(About this exercise): From start to finish, set down the entries below exactly, leaving out the pictures.

+++ Source records

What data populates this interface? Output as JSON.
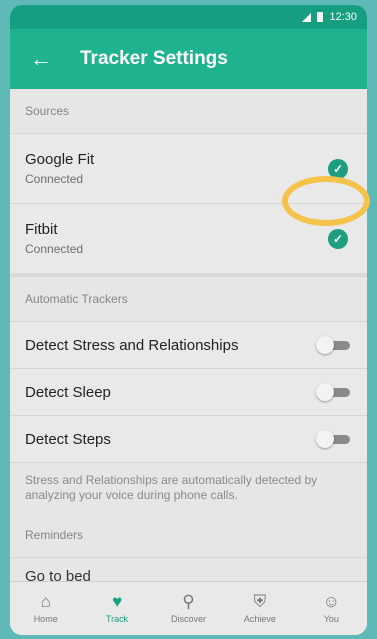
{
  "status_bar": {
    "time": "12:30"
  },
  "app_bar": {
    "title": "Tracker Settings",
    "back_icon": "arrow-left-icon"
  },
  "sources": {
    "header": "Sources",
    "items": [
      {
        "name": "Google Fit",
        "status": "Connected",
        "checked": true
      },
      {
        "name": "Fitbit",
        "status": "Connected",
        "checked": true,
        "highlighted": true
      }
    ]
  },
  "automatic_trackers": {
    "header": "Automatic Trackers",
    "items": [
      {
        "name": "Detect Stress and Relationships",
        "enabled": false
      },
      {
        "name": "Detect Sleep",
        "enabled": false
      },
      {
        "name": "Detect Steps",
        "enabled": false
      }
    ],
    "note": "Stress and Relationships are automatically detected by analyzing your voice during phone calls."
  },
  "reminders": {
    "header": "Reminders",
    "first_item_partial": "Go to bed"
  },
  "bottom_nav": {
    "items": [
      {
        "label": "Home",
        "icon": "home-icon",
        "active": false
      },
      {
        "label": "Track",
        "icon": "heart-icon",
        "active": true
      },
      {
        "label": "Discover",
        "icon": "search-icon",
        "active": false
      },
      {
        "label": "Achieve",
        "icon": "shield-icon",
        "active": false
      },
      {
        "label": "You",
        "icon": "person-icon",
        "active": false
      }
    ]
  },
  "colors": {
    "appbar": "#1fb28f",
    "statusbar": "#169e80",
    "accent": "#1d9e80",
    "highlight_ring": "#f5c24a",
    "frame_background": "#5fbab7"
  }
}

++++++

(Reply):
What data populates this interface? Output as JSON.
{
  "status_bar": {
    "time": "12:30"
  },
  "app_bar": {
    "title": "Tracker Settings",
    "back_icon": "arrow-left-icon"
  },
  "sources": {
    "header": "Sources",
    "items": [
      {
        "name": "Google Fit",
        "status": "Connected",
        "checked": true
      },
      {
        "name": "Fitbit",
        "status": "Connected",
        "checked": true,
        "highlighted": true
      }
    ]
  },
  "automatic_trackers": {
    "header": "Automatic Trackers",
    "items": [
      {
        "name": "Detect Stress and Relationships",
        "enabled": false
      },
      {
        "name": "Detect Sleep",
        "enabled": false
      },
      {
        "name": "Detect Steps",
        "enabled": false
      }
    ],
    "note": "Stress and Relationships are automatically detected by analyzing your voice during phone calls."
  },
  "reminders": {
    "header": "Reminders",
    "first_item_partial": "Go to bed"
  },
  "bottom_nav": {
    "items": [
      {
        "label": "Home",
        "icon": "home-icon",
        "active": false
      },
      {
        "label": "Track",
        "icon": "heart-icon",
        "active": true
      },
      {
        "label": "Discover",
        "icon": "search-icon",
        "active": false
      },
      {
        "label": "Achieve",
        "icon": "shield-icon",
        "active": false
      },
      {
        "label": "You",
        "icon": "person-icon",
        "active": false
      }
    ]
  },
  "colors": {
    "appbar": "#1fb28f",
    "statusbar": "#169e80",
    "accent": "#1d9e80",
    "highlight_ring": "#f5c24a",
    "frame_background": "#5fbab7"
  }
}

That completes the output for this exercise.